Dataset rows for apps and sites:

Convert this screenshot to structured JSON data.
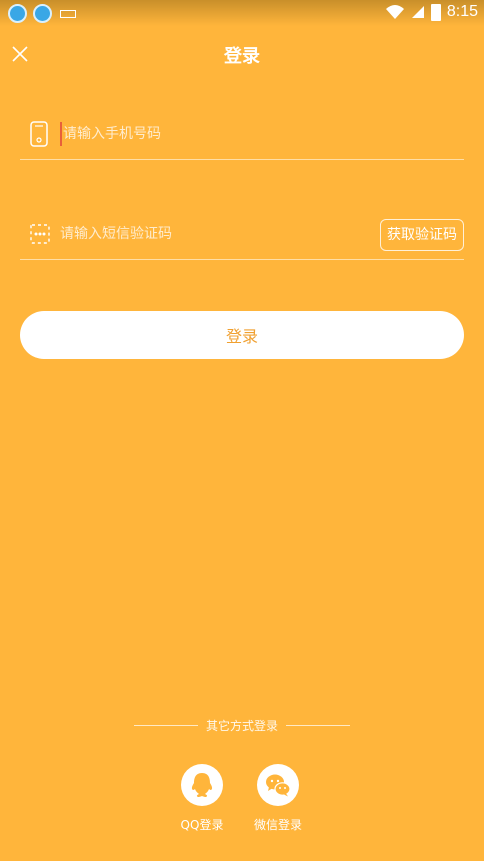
{
  "status_bar": {
    "time": "8:15"
  },
  "header": {
    "title": "登录"
  },
  "phone_field": {
    "placeholder": "请输入手机号码"
  },
  "code_field": {
    "placeholder": "请输入短信验证码",
    "get_code_label": "获取验证码"
  },
  "login_button": {
    "label": "登录"
  },
  "other_login": {
    "label": "其它方式登录",
    "options": [
      {
        "label": "QQ登录",
        "icon": "qq-icon"
      },
      {
        "label": "微信登录",
        "icon": "wechat-icon"
      }
    ]
  },
  "colors": {
    "background": "#FFB53B",
    "button_text": "#F0A030",
    "cursor": "#E85A2A"
  }
}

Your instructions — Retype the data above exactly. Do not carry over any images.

Result of this exercise —
Convert this screenshot to structured JSON data.
{
  "status_bar": {
    "time": "8:15"
  },
  "header": {
    "title": "登录"
  },
  "phone_field": {
    "placeholder": "请输入手机号码"
  },
  "code_field": {
    "placeholder": "请输入短信验证码",
    "get_code_label": "获取验证码"
  },
  "login_button": {
    "label": "登录"
  },
  "other_login": {
    "label": "其它方式登录",
    "options": [
      {
        "label": "QQ登录",
        "icon": "qq-icon"
      },
      {
        "label": "微信登录",
        "icon": "wechat-icon"
      }
    ]
  },
  "colors": {
    "background": "#FFB53B",
    "button_text": "#F0A030",
    "cursor": "#E85A2A"
  }
}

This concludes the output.